Filed under:

Voices: Charter authorizer shopping

This post by charter school expert Alex Medler on a trend in charter circle circles known as “authorizer shopping” was originally published on the blog of the National Association of Charter School Authorizers.
An op-ed in a recent Fort Wayne’s Journal Gazette by NACSA’s President and CEO Greg Richmond warns people to beware of charter schools that engage in authorizer shopping. This is a serious problem for those trying to close down failing charter schools in Indiana, and nationally.

“Authorizer shopping” occurs when failing charter schools try to avoid closure. They leave an authorizer that is likely to close them. They switch to a new authorizer with standards that are so low that the school no longer risks closure. We should not allow bad schools to do this and authorizers should be discouraged from being complicit in the act.

Because of state policies, in most cases the authorizer that loses the school can complain, but they are essentially powerless to stop authorizer shopping from happening. In other cases, the first authorizer actually forces a charter school with unacceptable results to find a second authorizer rather than acting to close these schools themselves. The first authorizer might actually downplay the severity of the school’s problems to help smooth the transition to an unknowing recipient.

The authorizers that kick failing schools out of their portfolio without closing them – just like those who take them on – are complicit in this problem. The authorizers that help their failing schools to shop elsewhere are basically saying, “This school isn’t good enough for our kids, but it is good enough for somebody else’s.”

Because of their complicity, kids will suffer.

There are rational reasons why authorizers engage in this behavior.

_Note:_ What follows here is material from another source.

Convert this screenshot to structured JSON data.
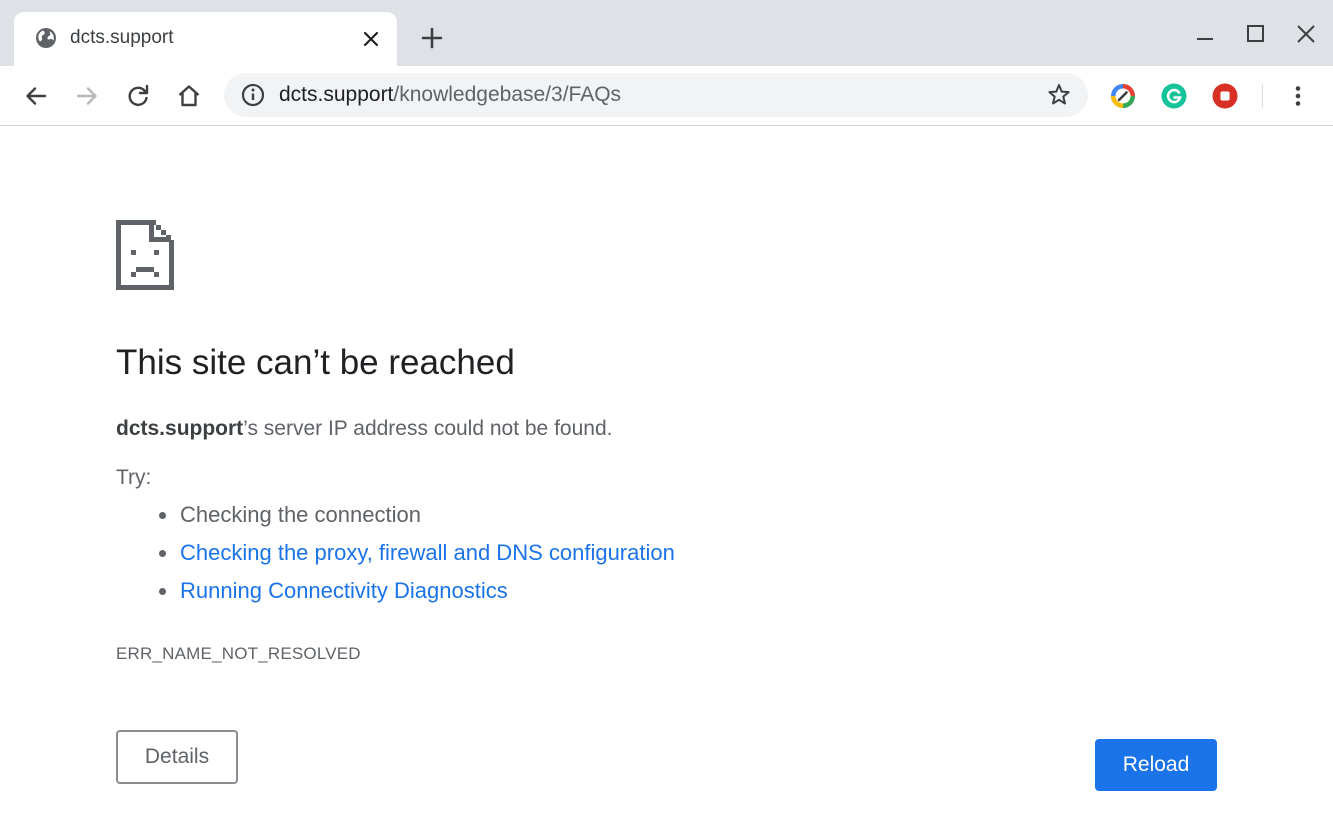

The sending authorizer wants the school out of their portfolio. The school’s operator is a pain in their back. The school’s academic performance often makes the authorizer’s performance look terrible on the state accountability system. Rather than help those kids find a better school by closing it, these authorizers just want the school’s kids off their conscience and off their district’s academic report card. The authorizer appears to improve, but without any child benefiting. That may be rational, but it is morally problematic and another sign this is not good for kids.

The school often dupes the receiving authorizer into thinking the first authorizer was just hostile to their perfectly acceptable school. Sometimes the sending authorizer exacerbates this optimistic appraisal by downplaying the schools’ failures. The receiving authorizer thinks, “If the school were really that bad, the first authorizer would have closed them. The fact that they have not done so is evidence the school isn’t really doing that badly.” Unfortunately, the sending authorizer doesn’t have much motivation to correct this mistaken impression.

What the second authorizer doesn’t know is that the first authorizer is acting act like a risk-averse company with a terrible employee that they hope will leave on his own accord before they have to fire him. The original employer wants the jerk to leave soon, but they would never speak badly about the rascal while he is looking for a new job. They stay silent out of a fear that being honest would make it less likely that the miscreant could get hired elsewhere, in which case he might hang around their business forever. If the problem worker manages to get hired by someone else, who fails to discover his problems, the potentially litigious act of firing a nightmarish employee can be avoided. Again, this is rational behavior for two of the three actors. This scenario works out well for the employee and the original employer; it is not so good for the naïve boss at the new business. The same holds for bad schools and their authorizers.

Authorizer shopping doesn’t prevent accountability completely. If the new authorizer is a quality authorizer, it will act to correct its fellow authorizer’s avoidance of its responsibilities by eventually closing the school. But this scenario is rare – good authorizers don’t take on bad schools – but even when it does occur, it can take several years to play out. Until then, the school gets to start their accountability clock over again. Four years later, they will make the case that, “Our authorizer is being mean to us because they just hate charters.” Where did I hear that before? Meanwhile kids continue to suffer.

In a sense, authorizer shopping is a sign that state accountability systems are starting to work – they are putting pressure on failing schools and their authorizers to act. Their action should be to close failing schools – not perpetuate a dance of the lemons.

About our First Person series:

First Person is where Chalkbeat features personal essays by educators, students, parents, and others trying to improve public education. Read our submission guidelines here.

The COVID-19 outbreak is changing our daily reality

Chalkbeat is a nonprofit newsroom dedicated to providing the information families and educators need, but this kind of work isn't possible without your help.

Sign up for the newsletter Chalkbeat Colorado

Sign up for our newsletter.